7.  This Performing Skeleton is "weird, unusual, yet pleasing."  WIll fill old and young with capital-W Wonder (or your dime back?):

8.  The Seebackroscope was the forerunner of 1) the Look-Back Scope, and 2) the See Behind Glasses.  Ages before texting, pedestrians had other causes to be walking into traffic unawares.  ("Hey, look at that fine-looking lady behind m...." he said, before the streetcar flattened him):

9.  I'm tired of my old Surprise Clown.  Oh, cool, here's a new one:

10.  Before "Only on TV," there was "Only by mail....":

11.  Not just electrical, but scientific.  Avoid waiting until the holidays.  (Ye Olde "Act now!" bit):

12.  "Make fun, make mystery, make money."  Far out:

13.  Do you want your friends to believe you are a Ventriloquist?  Do you want to see ladies grab their skirts and climb a chair?  Well, do you?

14.  "Hello?"  "Hi, I'm in the next room.  I'm coming over."  "Okey-doke.  See ya."

15.  "Needed on farm, sea or ranch."  Achromatic?  "Refracting light without dispersing it into its constituent colors" (

16.  McGinty is back, "with laughing eyes and tongue out."  Utters a merry song, then goes back into the cigar.  I'll pass.

17.  Learn to entertain--or else!!!  Then get the Whistling Top, an early annoy-the-adults toy.  (I forgot to separate these two "cuts"):

18.  I wonder what I look like in my hat?  Literally.  And what could be safer than glass over one's head?

19.  Um, how can I make money by dropping pennies in the machine?  Explain that.

20.  Always wanted one...

21.  "No one as yet has been able to explain what makes it act as it does, we are not able here to give you an idea of the strange actions of this mysterious article."  If that doesn't make you want to send for it, nothing will:

22.  Me want make all kinds Toys.  Ooo, this tell how.  Me buy:

23.  A flying machine!  Cool, because I'm sick of kites:

24.  I'm thinking the best exhibition site would not be in front of the local movie theater:

25.  Save nine dollars and ninety cents!

26.  I want to walk into Lowe's and ask for one of these.  ("What aisle has the Electric Flash-Light Lamps?")

27.  This looks like a collision waiting to happen.  Or worse:

28.  "Also, SEA SHELLS."  Do these folks know what they're selling?  I want a stick pin, tools, wire jewelry, and--oh, yeah--sea shells.

29.  Why is it "Electricity" in the first sentence, but "electricity" later on?  A precursor to Twitter English: Ad English of the early 1900s.

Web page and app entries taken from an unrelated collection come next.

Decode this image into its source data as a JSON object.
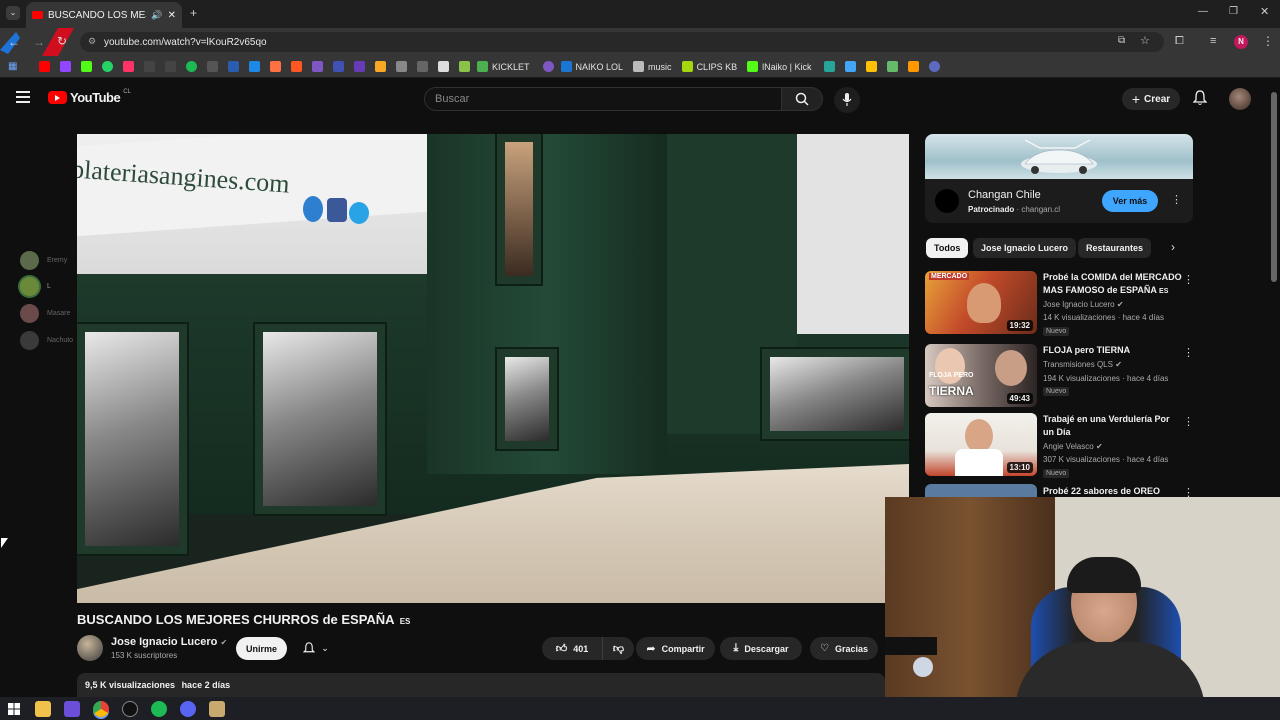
{
  "browser": {
    "tab_title": "BUSCANDO LOS MEJORES",
    "new_tab": "+",
    "url": "youtube.com/watch?v=lKouR2v65qo",
    "profile_initial": "N",
    "bookmarks": [
      "KICKLET",
      "NAIKO LOL",
      "music",
      "CLIPS KB",
      "lNaiko | Kick"
    ]
  },
  "header": {
    "logo_text": "YouTube",
    "region": "CL",
    "search_placeholder": "Buscar",
    "create_label": "Crear"
  },
  "discord_overlay": {
    "users": [
      "Eremy",
      "L",
      "Masare",
      "Nachuto"
    ]
  },
  "video": {
    "title": "BUSCANDO LOS MEJORES CHURROS de ESPAÑA",
    "title_flag": "ES",
    "wall_text": "plateriasangines.com"
  },
  "channel": {
    "name": "Jose Ignacio Lucero",
    "subscribers": "153 K suscriptores",
    "join_label": "Unirme"
  },
  "actions": {
    "likes": "401",
    "share_label": "Compartir",
    "download_label": "Descargar",
    "thanks_label": "Gracias"
  },
  "description": {
    "views": "9,5 K visualizaciones",
    "date": "hace 2 días"
  },
  "ad": {
    "brand": "Changan Chile",
    "sponsored": "Patrocinado",
    "domain": "changan.cl",
    "cta": "Ver más"
  },
  "chips": [
    "Todos",
    "Jose Ignacio Lucero",
    "Restaurantes"
  ],
  "recommendations": [
    {
      "title": "Probé la COMIDA del MERCADO MAS FAMOSO de ESPAÑA",
      "flag": "ES",
      "thumb_text": "MERCADO",
      "channel": "Jose Ignacio Lucero",
      "verified": true,
      "meta": "14 K visualizaciones · hace 4 días",
      "badge": "Nuevo",
      "duration": "19:32"
    },
    {
      "title": "FLOJA pero TIERNA",
      "thumb_text_1": "FLOJA PERO",
      "thumb_text_2": "TIERNA",
      "channel": "Transmisiones QLS",
      "verified": true,
      "meta": "194 K visualizaciones · hace 4 días",
      "badge": "Nuevo",
      "duration": "49:43"
    },
    {
      "title": "Trabajé en una Verdulería Por un Día",
      "channel": "Angie Velasco",
      "verified": true,
      "meta": "307 K visualizaciones · hace 4 días",
      "badge": "Nuevo",
      "duration": "13:10"
    },
    {
      "title": "Probé 22 sabores de OREO"
    }
  ],
  "colors": {
    "bg": "#0f0f0f",
    "accent_blue": "#3ea6ff",
    "yt_red": "#ff0000"
  }
}
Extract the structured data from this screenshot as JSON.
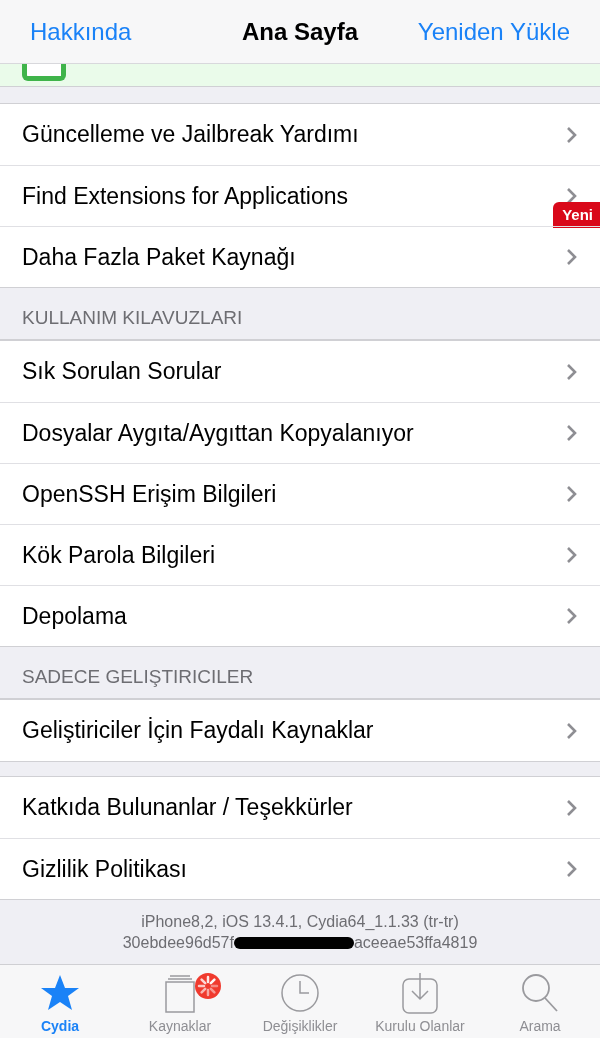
{
  "nav": {
    "left": "Hakkında",
    "title": "Ana Sayfa",
    "right": "Yeniden Yükle"
  },
  "sections": [
    {
      "items": [
        {
          "label": "Güncelleme ve Jailbreak Yardımı"
        },
        {
          "label": "Find Extensions for Applications",
          "badge": "Yeni"
        },
        {
          "label": "Daha Fazla Paket Kaynağı"
        }
      ]
    },
    {
      "header": "KULLANIM KILAVUZLARI",
      "items": [
        {
          "label": "Sık Sorulan Sorular"
        },
        {
          "label": "Dosyalar Aygıta/Aygıttan Kopyalanıyor"
        },
        {
          "label": "OpenSSH Erişim Bilgileri"
        },
        {
          "label": "Kök Parola Bilgileri"
        },
        {
          "label": "Depolama"
        }
      ]
    },
    {
      "header": "SADECE GELIŞTIRICILER",
      "items": [
        {
          "label": "Geliştiriciler İçin Faydalı Kaynaklar"
        }
      ]
    },
    {
      "items": [
        {
          "label": "Katkıda Bulunanlar / Teşekkürler"
        },
        {
          "label": "Gizlilik Politikası"
        }
      ]
    }
  ],
  "footer": {
    "line1": "iPhone8,2, iOS 13.4.1, Cydia64_1.1.33 (tr-tr)",
    "line2_start": "30ebdee96d57f",
    "line2_end": "aceeae53ffa4819"
  },
  "tabs": [
    {
      "label": "Cydia",
      "kind": "star",
      "selected": true,
      "loading": false
    },
    {
      "label": "Kaynaklar",
      "kind": "stack",
      "selected": false,
      "loading": true
    },
    {
      "label": "Değişiklikler",
      "kind": "clock",
      "selected": false,
      "loading": false
    },
    {
      "label": "Kurulu Olanlar",
      "kind": "download",
      "selected": false,
      "loading": false
    },
    {
      "label": "Arama",
      "kind": "search",
      "selected": false,
      "loading": false
    }
  ]
}
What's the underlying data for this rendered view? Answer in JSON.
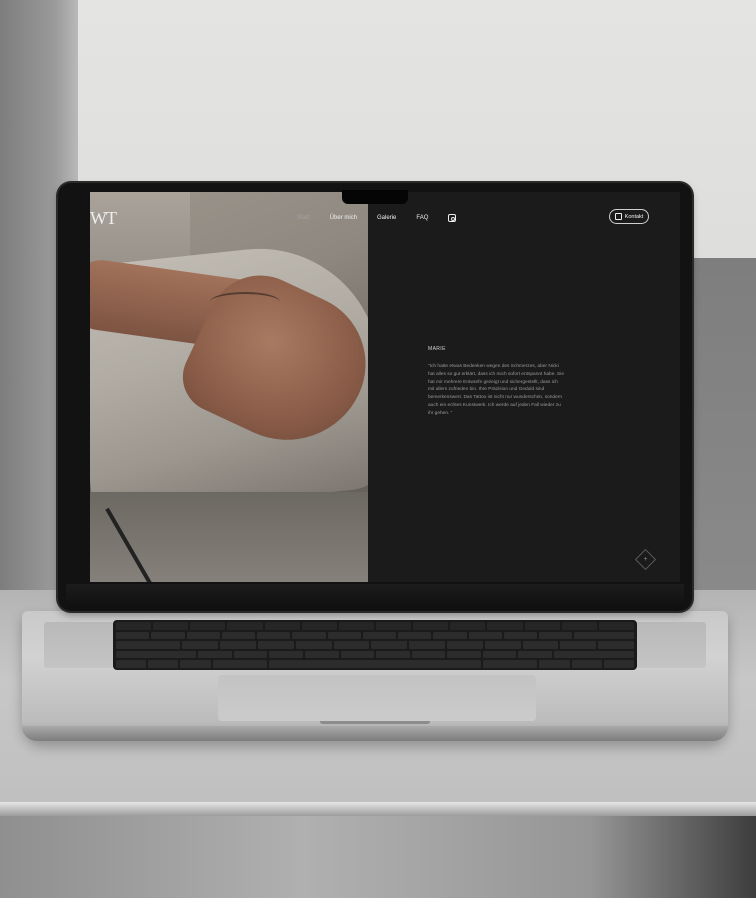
{
  "site": {
    "logo": "WT",
    "nav": [
      {
        "label": "Start",
        "active": true
      },
      {
        "label": "Über mich",
        "active": false
      },
      {
        "label": "Galerie",
        "active": false
      },
      {
        "label": "FAQ",
        "active": false
      }
    ],
    "instagram_icon": "instagram-icon",
    "contact_button": {
      "label": "Kontakt",
      "icon": "calendar-icon"
    },
    "testimonial": {
      "name": "MARIE",
      "text": "\"Ich hatte etwas Bedenken wegen des Schmerzes, aber Nicki hat alles so gut erklärt, dass ich mich sofort entspannt habe. Sie hat mir mehrere Entwürfe gezeigt und sichergestellt, dass ich mit allem zufrieden bin. Ihre Präzision und Geduld sind bemerkenswert. Das Tattoo ist nicht nur wunderschön, sondern auch ein echtes Kunstwerk. Ich werde auf jeden Fall wieder zu ihr gehen. \""
    },
    "scroll_button": "+",
    "colors": {
      "panel_bg": "#1b1b1b",
      "text_primary": "#f0f0f0",
      "text_muted": "#9a9a9a"
    }
  }
}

30.  "FREE?  NO!"  We're going to charge you.  So there.  Guaranteed to interest "every intelligent thinking person," this is "a perfect piece of mechanism":

31.  What does "real" mean in this context?

32.  Miniature Electric Light Watch Chain Charm?  That is hyper retro-geek.

33.  "Better than 'Loop the Loop'."  I'm trying to picture looping a pencil.  What does that involve, exactly?

34.  Novelties for "everybody" who wants, for example, an electric scarf pin.

35.  For talking and hearing, both.   "Strong sensitive transmitters."  Trade for your tin can model:

36.  Uhhhhh... what?

37.  Milton-Bradley?  Nope, Wisconsin Enterprise Co.

38.  Not a parlor-fireworks accessory--sorry.

39.  ???  Logically, wouldn't it make thin people look even thinner?  Maybe I'm overthinking this.

40.  A toilet-seat pinball card?  No, wait--horseshoe.  Sorry.

41.  In Twilight Zone diners everywhere...

42.  Shock people by surprising them.  Er, I mean, surprise people by shocking them.  "Can be manipulated to make a giant tremble or not to injure a child."  A "veritable Fun Factory."  Yeah, sounds like one.  This could get one tossed in the poke:

43.  You'd have to be a mind reader to figure out exactly what this "cut" is selling....

44.  Before computers had all the answers, electricity filled that role.  See simple instructions....

45.  Weary Willie was a character created by Tom Browne.  Cards guaranteed to "catch the girls."  ("Oooo--a stout, bearded cartoon hobo!")

The turn of the century ads don't stop here.  Coming up: body-building, making money at home, selling stuff for seeds, and more roots-of-comic-book-ads ads.